Case study summary
As part of the COVID-19 response, Kent Community NHS Foundation Trust (KCHFT) has adapted the way it delivers dental care to vulnerable patients, to ensure they receive urgent treatment as safely as possible.
The community dental services usually provide routine dental care for patients with additional needs which mean they would find it difficult to visit a high street dentist. For example this may include those with high anxiety, very young children, those with complex medical histories, dementia and learning disabilities
When the Chief Dental Officer paused all routine dentistry nationally and outlined how to deliver urgent care through hubs, NHS England and NHS Improvement South East set up a working group to deliver on the guidance locally.
Mark Johnstone, Dental Director with Kent Community NHS Foundation Trust and chair of the Kent, Surrey and Sussex Local Dental Network, was included in the group and focused on setting the standard operating procedures for the hubs.
The local response

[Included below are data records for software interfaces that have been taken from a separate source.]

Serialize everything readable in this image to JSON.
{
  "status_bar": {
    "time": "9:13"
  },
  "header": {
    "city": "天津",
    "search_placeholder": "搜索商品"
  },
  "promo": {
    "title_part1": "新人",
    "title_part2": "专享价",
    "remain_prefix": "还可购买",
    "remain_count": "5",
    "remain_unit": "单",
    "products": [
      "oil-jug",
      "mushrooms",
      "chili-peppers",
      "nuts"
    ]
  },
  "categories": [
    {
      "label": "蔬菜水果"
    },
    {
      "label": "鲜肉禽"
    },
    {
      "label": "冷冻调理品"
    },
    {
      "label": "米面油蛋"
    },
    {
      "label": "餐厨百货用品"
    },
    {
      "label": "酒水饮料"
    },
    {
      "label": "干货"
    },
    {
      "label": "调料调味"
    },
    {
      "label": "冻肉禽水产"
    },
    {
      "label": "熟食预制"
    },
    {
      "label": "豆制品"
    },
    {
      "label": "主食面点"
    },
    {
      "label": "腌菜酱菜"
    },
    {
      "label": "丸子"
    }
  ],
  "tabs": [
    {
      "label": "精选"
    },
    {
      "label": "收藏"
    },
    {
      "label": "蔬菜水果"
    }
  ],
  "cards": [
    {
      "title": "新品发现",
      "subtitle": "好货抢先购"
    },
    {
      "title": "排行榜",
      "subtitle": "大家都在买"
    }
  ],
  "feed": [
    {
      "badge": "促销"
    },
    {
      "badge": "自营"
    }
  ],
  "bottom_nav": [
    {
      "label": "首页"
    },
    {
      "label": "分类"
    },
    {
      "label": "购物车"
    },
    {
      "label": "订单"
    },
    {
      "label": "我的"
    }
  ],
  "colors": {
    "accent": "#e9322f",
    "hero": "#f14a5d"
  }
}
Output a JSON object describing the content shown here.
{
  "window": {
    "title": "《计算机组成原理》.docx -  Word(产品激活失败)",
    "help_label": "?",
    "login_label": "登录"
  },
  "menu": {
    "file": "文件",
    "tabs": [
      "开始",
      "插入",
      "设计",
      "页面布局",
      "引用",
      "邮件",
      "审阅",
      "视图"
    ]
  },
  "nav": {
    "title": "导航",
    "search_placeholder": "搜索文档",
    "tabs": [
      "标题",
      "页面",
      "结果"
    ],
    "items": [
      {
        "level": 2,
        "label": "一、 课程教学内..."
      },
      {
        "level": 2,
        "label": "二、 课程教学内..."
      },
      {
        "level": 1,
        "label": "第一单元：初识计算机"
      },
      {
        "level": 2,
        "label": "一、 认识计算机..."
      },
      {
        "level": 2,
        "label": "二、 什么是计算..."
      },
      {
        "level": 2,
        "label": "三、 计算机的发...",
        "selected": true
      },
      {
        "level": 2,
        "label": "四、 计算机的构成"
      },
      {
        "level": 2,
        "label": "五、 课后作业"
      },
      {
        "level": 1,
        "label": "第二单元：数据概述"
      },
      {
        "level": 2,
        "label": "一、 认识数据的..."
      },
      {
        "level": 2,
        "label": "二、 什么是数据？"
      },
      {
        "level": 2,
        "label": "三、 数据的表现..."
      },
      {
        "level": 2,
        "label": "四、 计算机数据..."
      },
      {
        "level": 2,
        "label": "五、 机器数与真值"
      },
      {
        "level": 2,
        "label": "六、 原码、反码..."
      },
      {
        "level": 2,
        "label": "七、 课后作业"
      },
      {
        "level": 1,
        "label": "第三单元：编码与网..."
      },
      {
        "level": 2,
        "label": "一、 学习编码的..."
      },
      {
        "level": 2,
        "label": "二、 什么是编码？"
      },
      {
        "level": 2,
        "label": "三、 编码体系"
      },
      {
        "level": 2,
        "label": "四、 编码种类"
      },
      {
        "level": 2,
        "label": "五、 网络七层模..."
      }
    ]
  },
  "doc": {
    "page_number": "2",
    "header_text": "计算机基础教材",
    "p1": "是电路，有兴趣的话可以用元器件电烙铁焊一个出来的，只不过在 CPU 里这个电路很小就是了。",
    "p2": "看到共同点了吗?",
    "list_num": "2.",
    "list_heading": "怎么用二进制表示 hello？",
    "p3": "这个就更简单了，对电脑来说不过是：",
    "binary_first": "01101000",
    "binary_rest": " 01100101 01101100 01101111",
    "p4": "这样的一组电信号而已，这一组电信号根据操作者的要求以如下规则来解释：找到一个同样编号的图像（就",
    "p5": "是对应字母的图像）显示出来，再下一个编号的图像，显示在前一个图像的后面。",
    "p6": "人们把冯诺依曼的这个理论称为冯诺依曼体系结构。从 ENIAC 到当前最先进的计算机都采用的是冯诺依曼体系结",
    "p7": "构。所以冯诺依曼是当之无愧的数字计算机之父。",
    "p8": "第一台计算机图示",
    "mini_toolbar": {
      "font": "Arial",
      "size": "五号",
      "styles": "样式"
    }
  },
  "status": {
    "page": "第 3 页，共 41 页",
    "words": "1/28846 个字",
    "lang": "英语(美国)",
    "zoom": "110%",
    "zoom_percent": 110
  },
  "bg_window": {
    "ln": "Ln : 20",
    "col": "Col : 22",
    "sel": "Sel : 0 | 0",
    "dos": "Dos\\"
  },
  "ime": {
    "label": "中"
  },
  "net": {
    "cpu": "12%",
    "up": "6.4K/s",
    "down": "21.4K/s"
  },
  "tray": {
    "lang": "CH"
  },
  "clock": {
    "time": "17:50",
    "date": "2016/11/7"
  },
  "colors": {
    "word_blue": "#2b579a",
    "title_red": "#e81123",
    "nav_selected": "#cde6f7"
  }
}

“It took us around two weeks to set up the new urgent dental care hubs,” said Mark. “There are a number throughout Kent, Surrey and Sussex being run from general dental practices. , Our trust is running two dedicated hubs in Kent for patients who are shielded and people at risk of severe illness if they were to catch COVID-19.
“These hubs are referral only and are based in Canterbury and Ramsgate and we only take patients who are high risk and vulnerable as we’re set up for that level of care. Other patients can be seen in different hubs which are located across the county.”

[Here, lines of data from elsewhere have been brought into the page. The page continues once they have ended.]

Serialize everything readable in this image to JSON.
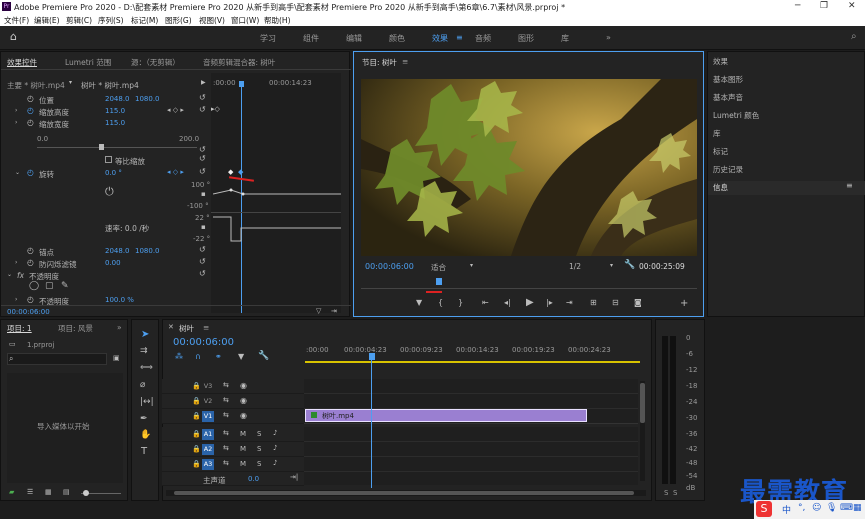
{
  "app": {
    "title": "Adobe Premiere Pro 2020 - D:\\配套素材 Premiere Pro 2020 从新手到高手\\配套素材 Premiere Pro 2020 从新手到高手\\第6章\\6.7\\素材\\风景.prproj *",
    "logo": "Pr"
  },
  "menu": [
    "文件(F)",
    "编辑(E)",
    "剪辑(C)",
    "序列(S)",
    "标记(M)",
    "图形(G)",
    "视图(V)",
    "窗口(W)",
    "帮助(H)"
  ],
  "workspaces": [
    "学习",
    "组件",
    "编辑",
    "颜色",
    "效果",
    "音频",
    "图形",
    "库"
  ],
  "workspaces_active": "效果",
  "effect_controls": {
    "tabs": [
      "效果控件",
      "Lumetri 范围",
      "源：（无剪辑）",
      "音频剪辑混合器: 树叶"
    ],
    "master_label": "主要 * 树叶.mp4",
    "clip_label": "树叶 * 树叶.mp4",
    "ruler_start": ":00:00",
    "ruler_time": "00:00:14:23",
    "position_label": "位置",
    "position_x": "2048.0",
    "position_y": "1080.0",
    "scale_h_label": "缩放高度",
    "scale_h_val": "115.0",
    "scale_w_label": "缩放宽度",
    "scale_w_val": "115.0",
    "slider_min": "0.0",
    "slider_max": "200.0",
    "uniform_label": "等比缩放",
    "rotation_label": "旋转",
    "rotation_val": "0.0 °",
    "graph_top": "100 °",
    "graph_bottom": "-100 °",
    "speed_label": "速率: 0.0 /秒",
    "graph2_top": "22 °",
    "graph2_bottom": "-22 °",
    "anchor_label": "锚点",
    "anchor_x": "2048.0",
    "anchor_y": "1080.0",
    "flicker_label": "防闪烁滤镜",
    "flicker_val": "0.00",
    "fx_label": "fx",
    "opacity_label": "不透明度",
    "opacity_row_label": "不透明度",
    "opacity_val": "100.0 %",
    "timecode": "00:00:06:00"
  },
  "program": {
    "tab": "节目: 树叶",
    "timecode": "00:00:06:00",
    "fit": "适合",
    "ratio": "1/2",
    "duration": "00:00:25:09"
  },
  "right_panels": [
    "效果",
    "基本图形",
    "基本声音",
    "Lumetri 颜色",
    "库",
    "标记",
    "历史记录",
    "信息"
  ],
  "project": {
    "tabs": [
      "项目: 1",
      "项目: 风景"
    ],
    "file": "1.prproj",
    "import_hint": "导入媒体以开始"
  },
  "timeline": {
    "tab": "树叶",
    "timecode": "00:00:06:00",
    "ruler": [
      ":00:00",
      "00:00:04:23",
      "00:00:09:23",
      "00:00:14:23",
      "00:00:19:23",
      "00:00:24:23"
    ],
    "video_tracks": [
      "V3",
      "V2",
      "V1"
    ],
    "audio_tracks": [
      "A1",
      "A2",
      "A3"
    ],
    "master_label": "主声道",
    "master_val": "0.0",
    "clip_name": "树叶.mp4",
    "m": "M",
    "s": "S"
  },
  "meter": {
    "ticks": [
      "0",
      "-6",
      "-12",
      "-18",
      "-24",
      "-30",
      "-36",
      "-42",
      "-48",
      "-54",
      "dB"
    ],
    "solo": [
      "S",
      "S"
    ]
  },
  "watermark": "最需教育",
  "colors": {
    "accent": "#4d9ff0",
    "clip": "#9a7fd1",
    "track_btn": "#2a63a8",
    "playhead": "#4d9ff0"
  }
}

Accessible support for all urgent care patients
Mark says that while there has been a complete change to the dentistry on offer and how it’s delivered, the route in to access care remains the same – calling a local dental practice.
Under the new system patients call their local dentist. They will usually speak initially to a receptionist who explains why only urgent care is available. The patient will then either speak to a dentist straight away or receive a call back. The dentist will triage them using an electronic referral system which also checks on their COVID-19 status, and then they are offered advice and/or a prescription for pain relief or antibiotics, or are referred on to one of the hubs for urgent care.
This initial triage identifies high risk patients and those with complex medical needs who are referred to one of the KCHFT specialist hubs. These hub teams may then engage with the patient’s GP and with their carers in order to gain consent to treatment. They may also link with hospital teams, for example if someone is undergoing cancer treatment.
Mark said: “The system is designed so that anyone with a dental problem can call any dentist to access treatment. It’s important that people use the system we’ve set up by calling their local dentist, not by going to their GP or A&E, which takes up time and increases the risk of transmission.”
Delivering safe care
The standard operating procedure Mark helped to develop with NHS England and NHS Improvement South East covers the whole pathway, from the initial triage to what the dental team will wear and the cleaning requirements in between patients.
The two KCHFT urgent dental care hubs operate five days a week, seeing on average five to six patients a day, which is about a third of their usual throughput.
Local dental teams are closely monitoring capacity and demand at the hubs and are working to put in place additional hubs or extended hours where this is needed.
“We need to spend more time on triage, the safe use of Personal Protective Equipment (PPE) and cleaning between patient visits,” explained Mark. “In total, it can take up to two hours from a patient arriving in the car park until they leave and then we can prep for the next patient.
“It’s much more intense for staff – despite the lower footfall there are higher risks and social distancing with patients is not possible. We’ve done a lot of training on PPE and planning and practising patient flow through the buildings, from patients parking up and someone going out to the car to collect them, to getting them into the building, providing treatment and then them leaving.”
Positive feedback from staff and patients
Mark said: “It’s important to keep staff on board, and patient and staff safety is our top priority – we can only run the service because we have the right levels of PPE. Feedback from staff has been really positive, with people volunteering to work.”
The staff phone patients after their appointments to get feedback. “We’ve had extremely good feedback; patients are relieved and happy once they have had their treatment,” added Mark. “Early on there were lots of questions but patients understand why we are being so cautious. We haven’t had anyone not turn up for their appointment and they have all known what to expect.
“It’s crucial for health and wellbeing that patients know how to access the dental care and support that is available, and that even the most vulnerable of people can safely access urgent dental care.”